EXERCISE DIRECTIONS:
Reproduce the complete set of records, exactly as they appear.

== Segment start ==

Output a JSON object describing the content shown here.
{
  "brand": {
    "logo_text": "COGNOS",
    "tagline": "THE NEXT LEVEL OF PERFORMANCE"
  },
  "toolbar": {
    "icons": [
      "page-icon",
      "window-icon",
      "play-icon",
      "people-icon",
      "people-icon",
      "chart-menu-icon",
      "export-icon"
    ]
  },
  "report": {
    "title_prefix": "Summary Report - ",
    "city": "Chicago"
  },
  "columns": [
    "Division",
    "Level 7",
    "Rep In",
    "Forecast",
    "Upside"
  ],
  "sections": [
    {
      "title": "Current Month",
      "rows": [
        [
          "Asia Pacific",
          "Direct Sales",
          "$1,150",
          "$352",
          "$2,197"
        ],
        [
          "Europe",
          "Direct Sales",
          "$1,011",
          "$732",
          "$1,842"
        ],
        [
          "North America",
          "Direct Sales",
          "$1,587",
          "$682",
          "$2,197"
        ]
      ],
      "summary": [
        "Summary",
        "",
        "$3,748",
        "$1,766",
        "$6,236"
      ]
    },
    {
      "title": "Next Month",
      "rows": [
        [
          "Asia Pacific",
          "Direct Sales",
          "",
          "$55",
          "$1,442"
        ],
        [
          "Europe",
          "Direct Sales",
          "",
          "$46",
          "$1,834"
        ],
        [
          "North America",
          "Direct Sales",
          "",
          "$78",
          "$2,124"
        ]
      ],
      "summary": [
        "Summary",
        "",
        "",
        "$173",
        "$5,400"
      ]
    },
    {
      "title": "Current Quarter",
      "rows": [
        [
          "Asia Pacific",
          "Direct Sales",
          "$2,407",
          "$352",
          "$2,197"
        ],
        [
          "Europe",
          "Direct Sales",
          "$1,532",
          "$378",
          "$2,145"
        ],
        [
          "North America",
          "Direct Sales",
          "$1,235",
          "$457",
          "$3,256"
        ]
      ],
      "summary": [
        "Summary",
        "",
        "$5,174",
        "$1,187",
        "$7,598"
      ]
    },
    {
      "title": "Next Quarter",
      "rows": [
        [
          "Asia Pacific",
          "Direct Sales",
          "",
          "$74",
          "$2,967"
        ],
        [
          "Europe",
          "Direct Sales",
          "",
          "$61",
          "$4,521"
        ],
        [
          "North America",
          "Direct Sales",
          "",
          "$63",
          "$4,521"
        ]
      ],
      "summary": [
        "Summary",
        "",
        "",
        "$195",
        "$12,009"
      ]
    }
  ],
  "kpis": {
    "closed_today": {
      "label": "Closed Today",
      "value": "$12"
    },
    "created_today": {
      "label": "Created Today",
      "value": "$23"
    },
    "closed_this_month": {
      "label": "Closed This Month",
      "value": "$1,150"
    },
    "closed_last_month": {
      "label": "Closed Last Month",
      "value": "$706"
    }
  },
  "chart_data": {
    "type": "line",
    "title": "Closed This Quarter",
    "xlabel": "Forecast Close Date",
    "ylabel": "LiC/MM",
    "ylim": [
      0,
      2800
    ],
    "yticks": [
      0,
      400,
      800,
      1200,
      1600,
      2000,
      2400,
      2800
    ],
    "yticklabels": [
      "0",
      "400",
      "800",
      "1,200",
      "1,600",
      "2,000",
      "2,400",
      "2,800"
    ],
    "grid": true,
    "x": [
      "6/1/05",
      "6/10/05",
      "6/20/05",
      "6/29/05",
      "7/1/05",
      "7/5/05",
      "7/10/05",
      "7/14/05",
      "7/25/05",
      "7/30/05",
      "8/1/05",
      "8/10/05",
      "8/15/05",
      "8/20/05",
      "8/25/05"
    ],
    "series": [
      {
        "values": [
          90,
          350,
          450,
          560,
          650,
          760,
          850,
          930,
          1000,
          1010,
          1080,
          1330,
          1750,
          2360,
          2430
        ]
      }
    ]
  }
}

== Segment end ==

RESULT FOR THIS TASK:
Output a JSON object describing the content shown here.
{
  "brand": {
    "logo_text": "COGNOS",
    "tagline": "THE NEXT LEVEL OF PERFORMANCE"
  },
  "toolbar": {
    "icons": [
      "page-icon",
      "window-icon",
      "play-icon",
      "people-icon",
      "people-icon",
      "chart-menu-icon",
      "export-icon"
    ]
  },
  "report": {
    "title_prefix": "Summary Report - ",
    "city": "Chicago"
  },
  "columns": [
    "Division",
    "Level 7",
    "Rep In",
    "Forecast",
    "Upside"
  ],
  "sections": [
    {
      "title": "Current Month",
      "rows": [
        [
          "Asia Pacific",
          "Direct Sales",
          "$1,150",
          "$352",
          "$2,197"
        ],
        [
          "Europe",
          "Direct Sales",
          "$1,011",
          "$732",
          "$1,842"
        ],
        [
          "North America",
          "Direct Sales",
          "$1,587",
          "$682",
          "$2,197"
        ]
      ],
      "summary": [
        "Summary",
        "",
        "$3,748",
        "$1,766",
        "$6,236"
      ]
    },
    {
      "title": "Next Month",
      "rows": [
        [
          "Asia Pacific",
          "Direct Sales",
          "",
          "$55",
          "$1,442"
        ],
        [
          "Europe",
          "Direct Sales",
          "",
          "$46",
          "$1,834"
        ],
        [
          "North America",
          "Direct Sales",
          "",
          "$78",
          "$2,124"
        ]
      ],
      "summary": [
        "Summary",
        "",
        "",
        "$173",
        "$5,400"
      ]
    },
    {
      "title": "Current Quarter",
      "rows": [
        [
          "Asia Pacific",
          "Direct Sales",
          "$2,407",
          "$352",
          "$2,197"
        ],
        [
          "Europe",
          "Direct Sales",
          "$1,532",
          "$378",
          "$2,145"
        ],
        [
          "North America",
          "Direct Sales",
          "$1,235",
          "$457",
          "$3,256"
        ]
      ],
      "summary": [
        "Summary",
        "",
        "$5,174",
        "$1,187",
        "$7,598"
      ]
    },
    {
      "title": "Next Quarter",
      "rows": [
        [
          "Asia Pacific",
          "Direct Sales",
          "",
          "$74",
          "$2,967"
        ],
        [
          "Europe",
          "Direct Sales",
          "",
          "$61",
          "$4,521"
        ],
        [
          "North America",
          "Direct Sales",
          "",
          "$63",
          "$4,521"
        ]
      ],
      "summary": [
        "Summary",
        "",
        "",
        "$195",
        "$12,009"
      ]
    }
  ],
  "kpis": {
    "closed_today": {
      "label": "Closed Today",
      "value": "$12"
    },
    "created_today": {
      "label": "Created Today",
      "value": "$23"
    },
    "closed_this_month": {
      "label": "Closed This Month",
      "value": "$1,150"
    },
    "closed_last_month": {
      "label": "Closed Last Month",
      "value": "$706"
    }
  },
  "chart_data": {
    "type": "line",
    "title": "Closed This Quarter",
    "xlabel": "Forecast Close Date",
    "ylabel": "LiC/MM",
    "ylim": [
      0,
      2800
    ],
    "yticks": [
      0,
      400,
      800,
      1200,
      1600,
      2000,
      2400,
      2800
    ],
    "yticklabels": [
      "0",
      "400",
      "800",
      "1,200",
      "1,600",
      "2,000",
      "2,400",
      "2,800"
    ],
    "grid": true,
    "x": [
      "6/1/05",
      "6/10/05",
      "6/20/05",
      "6/29/05",
      "7/1/05",
      "7/5/05",
      "7/10/05",
      "7/14/05",
      "7/25/05",
      "7/30/05",
      "8/1/05",
      "8/10/05",
      "8/15/05",
      "8/20/05",
      "8/25/05"
    ],
    "series": [
      {
        "values": [
          90,
          350,
          450,
          560,
          650,
          760,
          850,
          930,
          1000,
          1010,
          1080,
          1330,
          1750,
          2360,
          2430
        ]
      }
    ]
  }
}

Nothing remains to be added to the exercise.